Which of the lines in the data mention the string "Redigera"? List them all.

>>>>>

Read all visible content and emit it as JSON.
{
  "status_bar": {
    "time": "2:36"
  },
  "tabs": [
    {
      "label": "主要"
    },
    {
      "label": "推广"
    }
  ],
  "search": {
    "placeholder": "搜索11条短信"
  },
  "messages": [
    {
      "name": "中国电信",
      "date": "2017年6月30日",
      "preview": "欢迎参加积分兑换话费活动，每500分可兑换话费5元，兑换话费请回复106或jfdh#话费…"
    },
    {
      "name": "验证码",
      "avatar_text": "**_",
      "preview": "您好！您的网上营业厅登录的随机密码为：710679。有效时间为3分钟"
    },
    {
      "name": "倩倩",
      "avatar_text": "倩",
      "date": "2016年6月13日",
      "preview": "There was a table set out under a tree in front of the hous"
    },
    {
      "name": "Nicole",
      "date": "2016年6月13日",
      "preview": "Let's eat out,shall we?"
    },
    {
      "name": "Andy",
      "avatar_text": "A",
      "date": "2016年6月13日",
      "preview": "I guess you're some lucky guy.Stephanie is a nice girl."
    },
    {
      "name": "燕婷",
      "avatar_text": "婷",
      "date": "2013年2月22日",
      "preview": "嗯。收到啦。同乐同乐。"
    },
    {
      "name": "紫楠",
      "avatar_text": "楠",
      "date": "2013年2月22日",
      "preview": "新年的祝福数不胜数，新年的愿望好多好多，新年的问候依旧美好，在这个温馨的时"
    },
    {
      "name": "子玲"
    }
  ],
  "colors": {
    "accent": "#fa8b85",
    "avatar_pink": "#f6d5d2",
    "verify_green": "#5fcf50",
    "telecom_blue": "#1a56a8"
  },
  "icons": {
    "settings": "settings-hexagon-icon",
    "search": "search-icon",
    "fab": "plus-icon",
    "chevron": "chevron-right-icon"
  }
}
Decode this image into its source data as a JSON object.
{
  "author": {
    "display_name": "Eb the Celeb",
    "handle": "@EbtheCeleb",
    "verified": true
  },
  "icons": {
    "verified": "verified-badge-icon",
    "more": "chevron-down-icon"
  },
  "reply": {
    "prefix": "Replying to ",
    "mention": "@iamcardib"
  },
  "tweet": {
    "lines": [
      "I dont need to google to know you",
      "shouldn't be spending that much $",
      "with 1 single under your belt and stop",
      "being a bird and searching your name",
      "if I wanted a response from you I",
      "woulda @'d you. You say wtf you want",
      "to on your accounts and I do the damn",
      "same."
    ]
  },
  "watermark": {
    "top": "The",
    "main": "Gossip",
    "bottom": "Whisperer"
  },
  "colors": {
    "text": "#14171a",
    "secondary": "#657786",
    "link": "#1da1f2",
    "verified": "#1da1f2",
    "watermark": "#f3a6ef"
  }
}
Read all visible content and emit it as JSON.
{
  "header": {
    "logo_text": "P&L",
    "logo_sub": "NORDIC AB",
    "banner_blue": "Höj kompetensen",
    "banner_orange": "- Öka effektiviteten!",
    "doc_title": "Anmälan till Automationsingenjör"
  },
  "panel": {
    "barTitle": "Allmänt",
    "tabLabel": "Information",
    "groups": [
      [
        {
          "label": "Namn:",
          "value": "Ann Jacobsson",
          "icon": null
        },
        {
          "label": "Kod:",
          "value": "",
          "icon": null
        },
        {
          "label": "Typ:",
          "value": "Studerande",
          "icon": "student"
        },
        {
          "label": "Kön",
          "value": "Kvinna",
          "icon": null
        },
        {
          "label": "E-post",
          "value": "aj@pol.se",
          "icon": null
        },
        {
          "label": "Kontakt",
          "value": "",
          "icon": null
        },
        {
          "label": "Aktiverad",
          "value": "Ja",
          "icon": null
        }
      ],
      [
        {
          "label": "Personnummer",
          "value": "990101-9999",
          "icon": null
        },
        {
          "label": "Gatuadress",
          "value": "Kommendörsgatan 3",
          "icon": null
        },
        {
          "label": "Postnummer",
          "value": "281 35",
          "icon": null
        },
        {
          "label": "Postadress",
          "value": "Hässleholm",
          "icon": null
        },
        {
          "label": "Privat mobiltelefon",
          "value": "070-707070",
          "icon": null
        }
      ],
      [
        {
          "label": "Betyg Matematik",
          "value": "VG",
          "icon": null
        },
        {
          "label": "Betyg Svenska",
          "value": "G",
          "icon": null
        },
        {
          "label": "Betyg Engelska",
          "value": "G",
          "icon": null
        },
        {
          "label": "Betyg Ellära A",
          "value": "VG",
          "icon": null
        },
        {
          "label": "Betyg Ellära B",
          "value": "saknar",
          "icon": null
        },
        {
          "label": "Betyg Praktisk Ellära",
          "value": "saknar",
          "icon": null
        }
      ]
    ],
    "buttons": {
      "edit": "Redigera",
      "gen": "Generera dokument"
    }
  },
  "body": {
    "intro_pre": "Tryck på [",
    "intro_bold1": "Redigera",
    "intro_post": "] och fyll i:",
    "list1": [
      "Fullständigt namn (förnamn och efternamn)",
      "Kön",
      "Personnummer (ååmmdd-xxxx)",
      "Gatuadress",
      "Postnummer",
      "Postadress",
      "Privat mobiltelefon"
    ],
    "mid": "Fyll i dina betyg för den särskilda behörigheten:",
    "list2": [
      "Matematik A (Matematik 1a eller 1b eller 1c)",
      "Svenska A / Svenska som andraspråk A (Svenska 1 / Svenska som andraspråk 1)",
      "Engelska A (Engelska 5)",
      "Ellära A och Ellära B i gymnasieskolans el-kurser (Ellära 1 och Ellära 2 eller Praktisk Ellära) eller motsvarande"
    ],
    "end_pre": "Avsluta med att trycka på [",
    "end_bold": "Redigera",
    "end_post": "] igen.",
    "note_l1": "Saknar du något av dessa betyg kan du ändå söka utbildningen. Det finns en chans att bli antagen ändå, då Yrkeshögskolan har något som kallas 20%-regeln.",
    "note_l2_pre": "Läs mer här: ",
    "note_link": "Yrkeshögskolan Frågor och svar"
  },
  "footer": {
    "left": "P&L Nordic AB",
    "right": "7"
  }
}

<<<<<
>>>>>

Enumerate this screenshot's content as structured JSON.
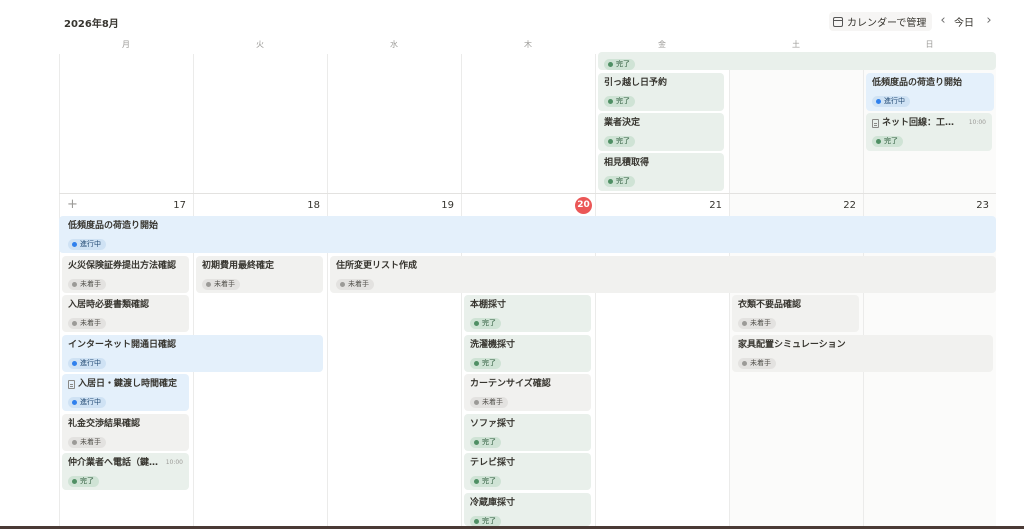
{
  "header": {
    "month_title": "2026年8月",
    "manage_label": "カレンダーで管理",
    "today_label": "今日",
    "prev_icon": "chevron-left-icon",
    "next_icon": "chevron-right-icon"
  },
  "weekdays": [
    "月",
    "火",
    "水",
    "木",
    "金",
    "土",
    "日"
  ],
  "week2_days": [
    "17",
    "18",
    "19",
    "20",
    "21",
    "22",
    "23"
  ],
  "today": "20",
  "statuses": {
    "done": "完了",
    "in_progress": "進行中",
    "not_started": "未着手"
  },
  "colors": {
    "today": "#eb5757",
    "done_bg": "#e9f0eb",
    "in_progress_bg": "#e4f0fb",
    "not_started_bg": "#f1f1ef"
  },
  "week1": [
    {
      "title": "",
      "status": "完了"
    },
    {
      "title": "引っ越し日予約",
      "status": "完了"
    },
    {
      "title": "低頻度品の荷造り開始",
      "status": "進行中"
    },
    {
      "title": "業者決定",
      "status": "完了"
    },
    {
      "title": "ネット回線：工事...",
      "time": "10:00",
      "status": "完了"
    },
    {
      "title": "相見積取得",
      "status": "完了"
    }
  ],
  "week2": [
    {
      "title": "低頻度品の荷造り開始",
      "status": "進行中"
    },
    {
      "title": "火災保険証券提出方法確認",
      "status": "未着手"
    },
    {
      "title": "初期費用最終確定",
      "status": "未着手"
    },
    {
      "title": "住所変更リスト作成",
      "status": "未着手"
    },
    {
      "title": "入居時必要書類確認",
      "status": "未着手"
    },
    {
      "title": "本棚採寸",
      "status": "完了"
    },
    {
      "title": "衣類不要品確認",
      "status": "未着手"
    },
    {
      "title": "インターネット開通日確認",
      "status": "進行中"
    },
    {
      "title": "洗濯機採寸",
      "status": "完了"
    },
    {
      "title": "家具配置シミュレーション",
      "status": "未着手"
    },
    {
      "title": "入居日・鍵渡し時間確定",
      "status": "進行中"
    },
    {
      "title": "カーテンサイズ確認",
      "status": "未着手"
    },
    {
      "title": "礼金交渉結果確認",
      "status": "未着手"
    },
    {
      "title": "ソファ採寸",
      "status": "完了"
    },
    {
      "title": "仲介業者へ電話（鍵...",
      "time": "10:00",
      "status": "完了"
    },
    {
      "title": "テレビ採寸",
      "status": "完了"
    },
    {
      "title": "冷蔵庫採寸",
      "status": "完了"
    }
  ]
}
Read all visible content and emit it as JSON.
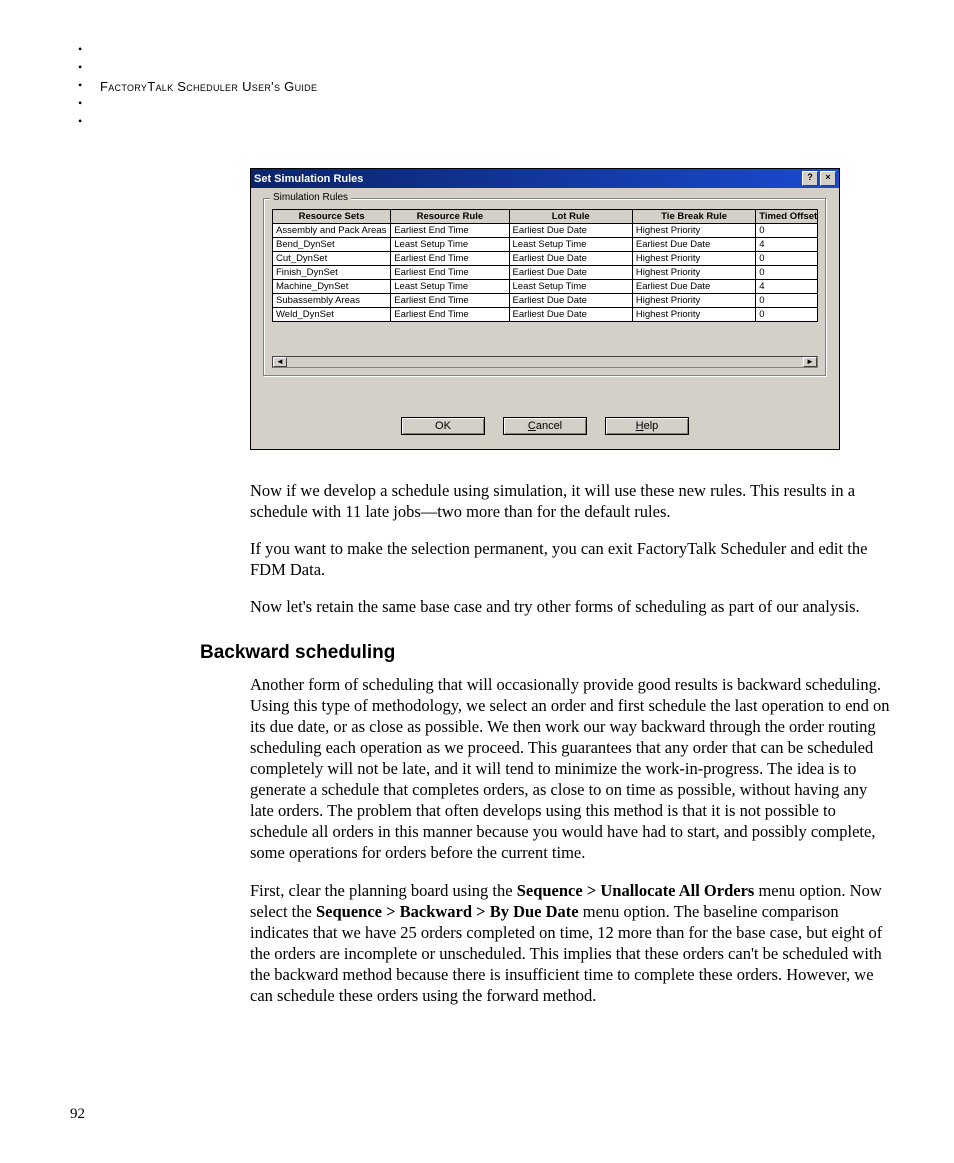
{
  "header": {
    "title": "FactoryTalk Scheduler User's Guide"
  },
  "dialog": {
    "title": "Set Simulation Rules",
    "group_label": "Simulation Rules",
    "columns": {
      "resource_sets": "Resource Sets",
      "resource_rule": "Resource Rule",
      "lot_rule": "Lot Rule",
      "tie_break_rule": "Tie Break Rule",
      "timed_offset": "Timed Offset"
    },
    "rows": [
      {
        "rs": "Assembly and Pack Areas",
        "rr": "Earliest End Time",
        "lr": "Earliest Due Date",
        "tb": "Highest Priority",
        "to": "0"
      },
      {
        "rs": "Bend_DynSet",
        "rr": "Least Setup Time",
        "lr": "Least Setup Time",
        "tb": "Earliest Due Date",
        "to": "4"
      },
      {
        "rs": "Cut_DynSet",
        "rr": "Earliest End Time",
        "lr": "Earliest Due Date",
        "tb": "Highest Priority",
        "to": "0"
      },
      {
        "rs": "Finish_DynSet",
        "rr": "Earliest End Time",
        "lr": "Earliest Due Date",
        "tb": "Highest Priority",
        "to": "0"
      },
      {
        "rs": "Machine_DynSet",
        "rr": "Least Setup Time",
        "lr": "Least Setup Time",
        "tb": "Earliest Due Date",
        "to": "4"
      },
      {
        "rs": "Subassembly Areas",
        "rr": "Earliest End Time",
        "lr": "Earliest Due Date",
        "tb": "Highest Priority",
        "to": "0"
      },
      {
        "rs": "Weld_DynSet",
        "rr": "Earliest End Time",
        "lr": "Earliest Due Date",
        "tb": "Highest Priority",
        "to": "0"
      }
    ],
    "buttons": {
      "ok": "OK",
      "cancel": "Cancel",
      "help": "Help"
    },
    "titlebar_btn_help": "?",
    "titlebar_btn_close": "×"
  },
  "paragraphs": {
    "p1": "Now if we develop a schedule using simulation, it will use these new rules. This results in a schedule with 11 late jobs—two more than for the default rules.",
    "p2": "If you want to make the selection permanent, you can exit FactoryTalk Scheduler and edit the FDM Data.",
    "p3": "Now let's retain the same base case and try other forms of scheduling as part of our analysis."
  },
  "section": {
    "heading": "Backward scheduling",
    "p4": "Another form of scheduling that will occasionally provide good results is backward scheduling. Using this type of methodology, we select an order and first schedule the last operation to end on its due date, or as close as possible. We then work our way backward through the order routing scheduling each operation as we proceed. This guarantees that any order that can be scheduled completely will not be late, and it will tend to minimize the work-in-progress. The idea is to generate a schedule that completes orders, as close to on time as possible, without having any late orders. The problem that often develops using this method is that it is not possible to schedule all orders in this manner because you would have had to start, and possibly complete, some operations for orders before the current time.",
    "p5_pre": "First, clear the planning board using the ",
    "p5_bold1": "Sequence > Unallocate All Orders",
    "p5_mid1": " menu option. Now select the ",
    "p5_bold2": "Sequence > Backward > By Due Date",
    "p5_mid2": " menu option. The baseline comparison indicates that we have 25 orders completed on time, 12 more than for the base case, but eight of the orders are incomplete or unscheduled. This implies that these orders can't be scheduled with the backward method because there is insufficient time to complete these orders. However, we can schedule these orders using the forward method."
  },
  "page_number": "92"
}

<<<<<

• _WRITTEN ANSWER_:
      "edit": "Redigera",
    "intro_bold1": "Redigera",
    "end_bold": "Redigera",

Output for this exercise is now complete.